If you’ve followed the drama about the production problems that, um, plagued World War Z since principle photography wrapped and the film’s editors cobbled together a rough cut, you know that this movie was slated to be released during Christmas*, but went back into production after Brad Pitt and other moneyed interests listened to Damon Lindelof’s critique of the rough cut. For those who don’t know, Lindelof was the show runner on LOST and the author/screenwriter of the utter train wreck that was Prometheus, so his record isn’t quite spotless. Anyway, Lindelof presented Pitt with two options: keep the narrative of the rough cut and release the film and see how it does, or rewrite the third act, dump a big zombie battle sequence in Russia, and focus on an arc that brings the film to a kind of conclusion. I say “kind of a conclusion” because Hollywood loves sequels…
Well, Pitt and Co. went with option two — and that’s what was released on Friday.
In a way, the back story on the making of this film would probably make for a better movie/documentary than what ended up on the screen. That’s not to say that the World War Z isn’t tense, thrilling, and a good way to kill a couple of hours during the weekend. It’s just in the age of The Walking Dead, the audience who is up for a zombie story have already bought into that universe and know that while zombies are a great “Big Bad,” they are one-dimensional creatures who just want to eat your flesh. The more interesting story is how humans react from being predators to prey in a world where the comforts of civilization are wiped out.
So, what does World War Z do to make the movie less like The Walking Dead and more original? Fold the themes of 28 Days Later and Contagion into their own. The former film had really fast-moving zombie-types, and the latter film shows how fast a virus can decimate humans and their civilizations. Though, to be fair, 28 Days Later was also about a fast-moving virus that turned people into zombies, but Contagion had a more satisfying story on how viruses are contained. But enough on the particulars, what about World War Z‘s narrative?
Well, Marc Forster did a good job of telling a story of a former U.N. worker (one who has a lot of experience in volatile situations) who is happy at home caring for his kids. His wife, it seems, is the bread-winner of the family –and that’s okay with him. As Pitt’s character (Gerry Lane) put it, he likes his new job now and it content making pancakes for the kids, driving them to school, and generally living the life of a house husband.

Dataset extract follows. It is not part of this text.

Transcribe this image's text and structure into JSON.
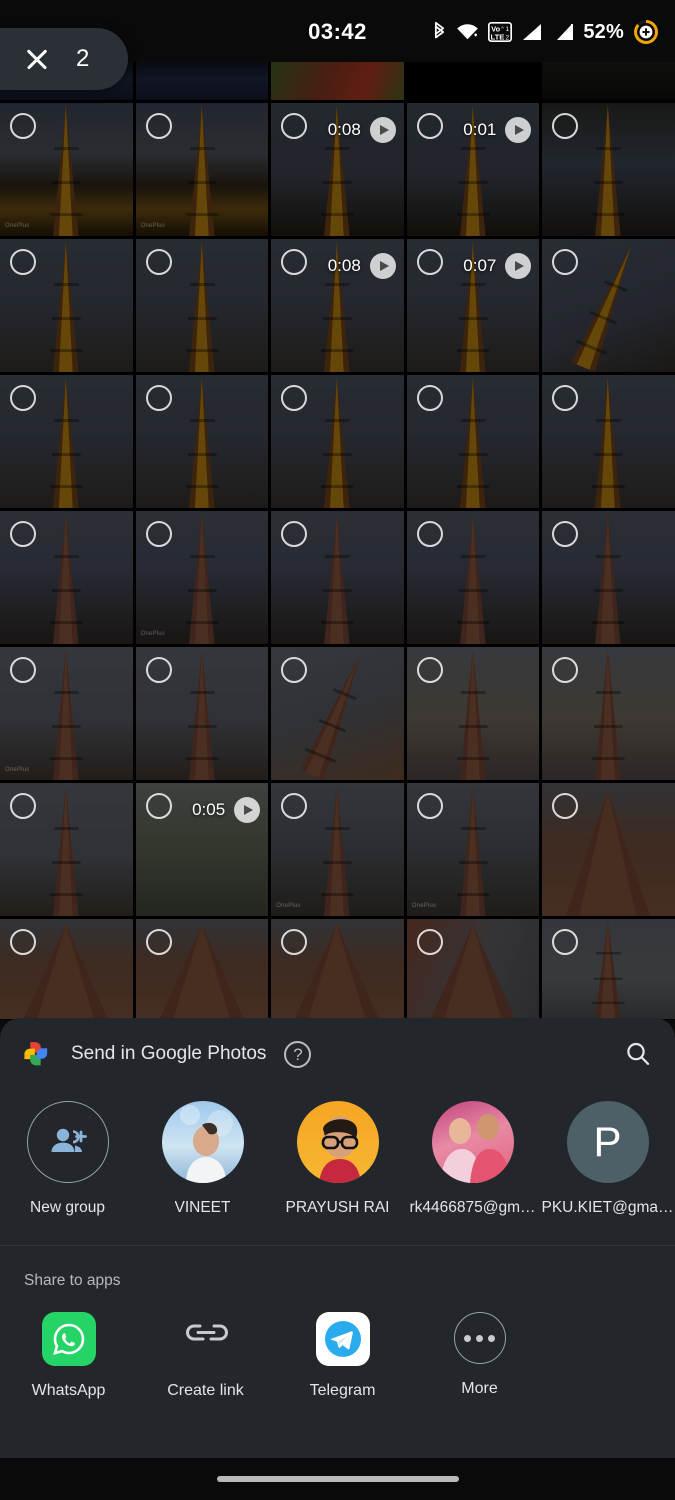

And the zombie apocalypse happens.
Lane and his family were close, but nothing brings a family closer than zombies trying to bite you. In the first few minutes of the film, we get to see the panic of the denizens in Philadelphia where an outbreak of zombies happens really fast. There are some wonderfully choreographed scenes of chaos, and Marc Forster wisely chose to refrain from showing the zombies in close up well into the action sequence where zombies are biting people left and right — which turns them into zombies in a matter of seconds. It was truly nail-biting to watch that sequence and the one that followed in an apartment complex where Lane and his family make their escape onto a military helicopter and to an aircraft carrier where the last remnants of what we call civilization have retreated. Because Gerry was a former U.N. worker, his talents in getting in and out of dynamic situations is needed by the military if they are to find a way to control this outbreak and eventually battle the zombies. So, through an act of blackmail, Lane agrees to help and is off to South Korea, Israel and then Corsica to find clues that will help to save what’s left of humanity. He sets off with a military team and a scientist who tells him about how “Mother Nature is a serial killer who wants to be found.” Essentially, the scientist tell Lane that the way to control this outbreak is to find the chink in the armor of the virus — which they can only find if they look for the “breadcrumbs” Mother Nature leaves behind. Those breadcrumbs are the key to finding a way to turn the tide, and the rest of the movie is Lane’s attempt to piece together some of the clues he finds in his travels among the zombie-infested planet to save humankind.
There’s nothing terribly original in World War Z. Rather, whatever story Matthew Michael Carnahan originally envisioned was changed to make the film appeal more to the masses — who don’t want complex explanations about why zombies are compelled to bite humans and turn them into zombies. I read the book by Max Brooks, so I know that the source material wasn’t easy to adapt to the screen, and given the cost of the film (reportedly over $200 million), the producers had to play it safe to recoup their investment and make some dough. No one wants a film to fail, but the compromises one has to make when a film’s budget gets bloated like it did in World War Z must be quite a lot. Whatever the behind the scenes politics of making of this film were, it’s clear that the forces of standard boilerplate action film prevailed over the forces of more original thought. So if you do see World War Z, you won’t be disappointed by the experience, but you won’t be all that impressed, either.
*Huh? Wha? Do the marketing people at movie companies not know a summer-themed film when they see it in development?